SUPPLIED RECORDS:
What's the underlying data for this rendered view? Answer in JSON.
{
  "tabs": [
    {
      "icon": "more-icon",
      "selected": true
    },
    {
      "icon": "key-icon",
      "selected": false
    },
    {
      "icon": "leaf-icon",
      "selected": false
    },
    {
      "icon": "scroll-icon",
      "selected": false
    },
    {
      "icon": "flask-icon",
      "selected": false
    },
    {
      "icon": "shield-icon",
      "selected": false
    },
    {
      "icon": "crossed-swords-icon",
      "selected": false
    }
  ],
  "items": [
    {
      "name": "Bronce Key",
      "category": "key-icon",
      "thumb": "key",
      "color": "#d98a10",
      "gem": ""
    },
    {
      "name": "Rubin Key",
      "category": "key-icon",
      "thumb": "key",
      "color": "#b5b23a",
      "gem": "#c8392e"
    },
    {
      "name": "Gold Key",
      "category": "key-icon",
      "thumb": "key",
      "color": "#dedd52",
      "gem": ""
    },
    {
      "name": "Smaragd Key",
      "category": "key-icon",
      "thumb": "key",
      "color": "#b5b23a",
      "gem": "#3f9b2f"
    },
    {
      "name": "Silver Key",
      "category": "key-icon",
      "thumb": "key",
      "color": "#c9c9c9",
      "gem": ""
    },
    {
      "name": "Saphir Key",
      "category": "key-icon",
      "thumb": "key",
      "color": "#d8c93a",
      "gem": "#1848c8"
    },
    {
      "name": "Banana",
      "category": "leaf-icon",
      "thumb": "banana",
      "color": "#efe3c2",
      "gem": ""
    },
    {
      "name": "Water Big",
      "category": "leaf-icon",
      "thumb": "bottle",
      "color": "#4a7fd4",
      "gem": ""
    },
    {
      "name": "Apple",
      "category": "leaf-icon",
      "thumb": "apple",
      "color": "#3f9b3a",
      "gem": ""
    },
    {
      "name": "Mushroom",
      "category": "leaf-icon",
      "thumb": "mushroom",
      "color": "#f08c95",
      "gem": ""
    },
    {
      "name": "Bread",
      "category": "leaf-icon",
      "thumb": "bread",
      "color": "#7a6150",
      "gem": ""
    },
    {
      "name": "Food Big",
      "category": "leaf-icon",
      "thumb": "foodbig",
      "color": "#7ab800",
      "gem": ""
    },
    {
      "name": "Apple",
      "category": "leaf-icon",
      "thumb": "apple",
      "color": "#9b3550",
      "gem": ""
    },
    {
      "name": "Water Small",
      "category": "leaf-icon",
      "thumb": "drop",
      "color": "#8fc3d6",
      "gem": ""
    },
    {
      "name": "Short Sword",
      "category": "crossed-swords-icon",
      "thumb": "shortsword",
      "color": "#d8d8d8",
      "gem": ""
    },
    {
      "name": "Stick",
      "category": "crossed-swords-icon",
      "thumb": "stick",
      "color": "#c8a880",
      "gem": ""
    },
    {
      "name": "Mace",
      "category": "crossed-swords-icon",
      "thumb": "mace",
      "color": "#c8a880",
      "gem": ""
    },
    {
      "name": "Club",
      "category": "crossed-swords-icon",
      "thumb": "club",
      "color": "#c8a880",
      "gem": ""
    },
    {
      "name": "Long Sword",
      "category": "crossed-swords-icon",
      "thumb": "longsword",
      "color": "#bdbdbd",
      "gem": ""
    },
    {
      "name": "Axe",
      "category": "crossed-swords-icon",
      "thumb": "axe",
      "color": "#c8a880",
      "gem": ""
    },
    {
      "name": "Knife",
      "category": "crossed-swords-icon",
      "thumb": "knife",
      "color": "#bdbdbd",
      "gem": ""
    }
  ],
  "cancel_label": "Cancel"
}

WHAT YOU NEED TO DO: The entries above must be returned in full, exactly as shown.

ANSWER AREA:
What's the underlying data for this rendered view? Answer in JSON.
{
  "tabs": [
    {
      "icon": "more-icon",
      "selected": true
    },
    {
      "icon": "key-icon",
      "selected": false
    },
    {
      "icon": "leaf-icon",
      "selected": false
    },
    {
      "icon": "scroll-icon",
      "selected": false
    },
    {
      "icon": "flask-icon",
      "selected": false
    },
    {
      "icon": "shield-icon",
      "selected": false
    },
    {
      "icon": "crossed-swords-icon",
      "selected": false
    }
  ],
  "items": [
    {
      "name": "Bronce Key",
      "category": "key-icon",
      "thumb": "key",
      "color": "#d98a10",
      "gem": ""
    },
    {
      "name": "Rubin Key",
      "category": "key-icon",
      "thumb": "key",
      "color": "#b5b23a",
      "gem": "#c8392e"
    },
    {
      "name": "Gold Key",
      "category": "key-icon",
      "thumb": "key",
      "color": "#dedd52",
      "gem": ""
    },
    {
      "name": "Smaragd Key",
      "category": "key-icon",
      "thumb": "key",
      "color": "#b5b23a",
      "gem": "#3f9b2f"
    },
    {
      "name": "Silver Key",
      "category": "key-icon",
      "thumb": "key",
      "color": "#c9c9c9",
      "gem": ""
    },
    {
      "name": "Saphir Key",
      "category": "key-icon",
      "thumb": "key",
      "color": "#d8c93a",
      "gem": "#1848c8"
    },
    {
      "name": "Banana",
      "category": "leaf-icon",
      "thumb": "banana",
      "color": "#efe3c2",
      "gem": ""
    },
    {
      "name": "Water Big",
      "category": "leaf-icon",
      "thumb": "bottle",
      "color": "#4a7fd4",
      "gem": ""
    },
    {
      "name": "Apple",
      "category": "leaf-icon",
      "thumb": "apple",
      "color": "#3f9b3a",
      "gem": ""
    },
    {
      "name": "Mushroom",
      "category": "leaf-icon",
      "thumb": "mushroom",
      "color": "#f08c95",
      "gem": ""
    },
    {
      "name": "Bread",
      "category": "leaf-icon",
      "thumb": "bread",
      "color": "#7a6150",
      "gem": ""
    },
    {
      "name": "Food Big",
      "category": "leaf-icon",
      "thumb": "foodbig",
      "color": "#7ab800",
      "gem": ""
    },
    {
      "name": "Apple",
      "category": "leaf-icon",
      "thumb": "apple",
      "color": "#9b3550",
      "gem": ""
    },
    {
      "name": "Water Small",
      "category": "leaf-icon",
      "thumb": "drop",
      "color": "#8fc3d6",
      "gem": ""
    },
    {
      "name": "Short Sword",
      "category": "crossed-swords-icon",
      "thumb": "shortsword",
      "color": "#d8d8d8",
      "gem": ""
    },
    {
      "name": "Stick",
      "category": "crossed-swords-icon",
      "thumb": "stick",
      "color": "#c8a880",
      "gem": ""
    },
    {
      "name": "Mace",
      "category": "crossed-swords-icon",
      "thumb": "mace",
      "color": "#c8a880",
      "gem": ""
    },
    {
      "name": "Club",
      "category": "crossed-swords-icon",
      "thumb": "club",
      "color": "#c8a880",
      "gem": ""
    },
    {
      "name": "Long Sword",
      "category": "crossed-swords-icon",
      "thumb": "longsword",
      "color": "#bdbdbd",
      "gem": ""
    },
    {
      "name": "Axe",
      "category": "crossed-swords-icon",
      "thumb": "axe",
      "color": "#c8a880",
      "gem": ""
    },
    {
      "name": "Knife",
      "category": "crossed-swords-icon",
      "thumb": "knife",
      "color": "#bdbdbd",
      "gem": ""
    }
  ],
  "cancel_label": "Cancel"
}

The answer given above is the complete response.